BLACK MARKET The changing season sees hungry blackbirds from afar join those already resident to load up on whatever food is in stock.
Country Sights and Sounds
Changes are afoot around the lake. A mere score of years ago this eastern side of Moore Hall Bay reached uninterrupted as far as Connor’s Island.
Since then, years of weeds and reed have grown and died and drifted in, turning open water first to marsh, then to fen, and finally to dry land. The spawning of tiny islets trimmed sheltered corners as these linked arms. A variety of trees came as pioneers to claim the new ground. Alder, birch and willow were the first – I see them even now, as little thickets, and in my mind’s eye see the woodland they will yet become.
Other changes are more immediate. Last spring this new green had been filled with birdsong. Perhaps it is my own changing perception, but there were more small birds than I ever knew. Warblers thronged about the bushes; the voice of finch and thrush swelled each dawn and dusk. I found nests, not by searching but by watching from afar, and rather than record them, let them keep their secrets.
This morning the bay is silent. Many of those smaller birds have gone to winter elsewhere. The whooper swans have moved on, the raft of goldeneye and tufted duck have dispersed and the manic laughter of a solitary male mallard can be heard only in the distance.
A long and ragged line of rooks flies overhead. They talk among themselves with low words only they can understand. One day, with new trees fully grown, perhaps this will be their home.
There is a certain gentle air about the place, a sense of inevitability, an assurance that no matter the contrivance of man and the changes wrought by artificial means, nature has a way of filling any void.
As the light grows new riches appear. A troop of little finches pass me by, pausing here and there to pick tiny seeds from alder catkins. Yellow-breasted siskin swing from crooked twigs; red-topped redpoll join them in the feast, less agile but still a visual treat. They pass as an undulating wave, a mini-migration along this linear woodland.
Growing cold in other parts has displaced many other birds, pressing them here to the west where they find the climate less cruel. More will arrive in the next week or two – we expect woodcock, lapwing, curlew; new notes almost every day.
This morning it was blackbirds. I have a resident cock blackbird, a friendly, trusting sort of chap called Amsel. I throw him crusts and crumbs of this and that and leave an apple out for him to pick at. His feathers are glossy black, his eye and beak still yellow gold. He knows I wait to hear his voice, but saves it for that first warmer dawn just six weeks off.

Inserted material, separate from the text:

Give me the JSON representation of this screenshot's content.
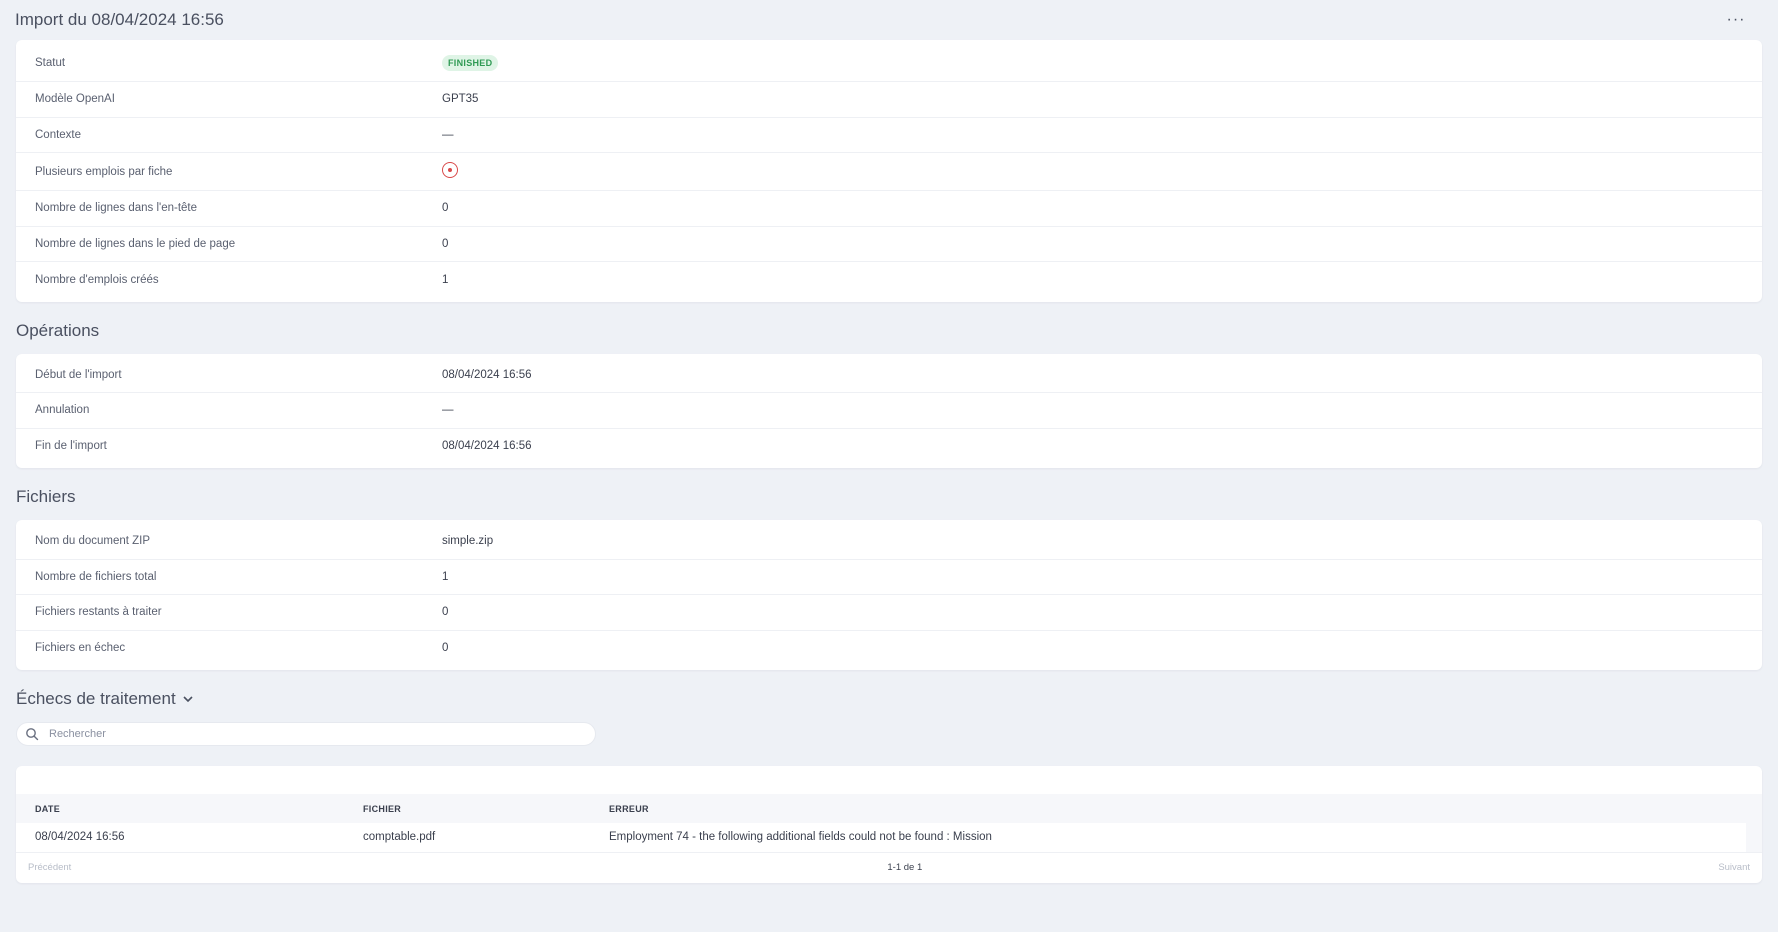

There he was and there was I, with crumbs and coffee between us. A new bird arrived, another of his kind but with plumage just a little ragged and rather dull. Amsel looked a little shocked at this intrusion, and was even more taken aback when he was rudely pushed aside to have his breakfast stolen.
I saw his normally placid nature change in a moment as he spread his wings, opened wide his bill and flung himself upon the newcomer. The incoming bird retreated with Amsel at his tail. Then two more arrived, then six or eight together to fall upon the apple and devour every fragment of food they could find.
Poor Amsel was beside himself. He flew into a rage, pitching first into one of the migrants and then another until he finally sat in the crab tree with his beak agape, struggling for breath and looking on with disbelief as the pillaging flock set about turning his leaves and eating whatever could be found beneath them.
The same thing happens every winter. Migrant blackbirds invade the territory normally held by residents. Fierce fights ensue and the migrants prevail by sheer weight of numbers. These new arrivals are invariably less smart in appearance and a good deal more shy than cheeky, normally cheerful Amsel and his Irish-bred cousins.
Perhaps it is the arduous journey these have undertaken that leaves them on edge. Or maybe they simply aren’t used to seeing people. Some will have come from remote parts of northern Scotland, from Scandinavia or the Baltic. Other thrushes, redwing and fieldfare will join them in the days ahead.
Nothing stays the same. ‘All change!’ says the conductor.
Michael Kingdon formerly wrote these columns under the pseudonym John Shelley. A naturalist and keen fisherman, he lives close to the shores of Lough Carra.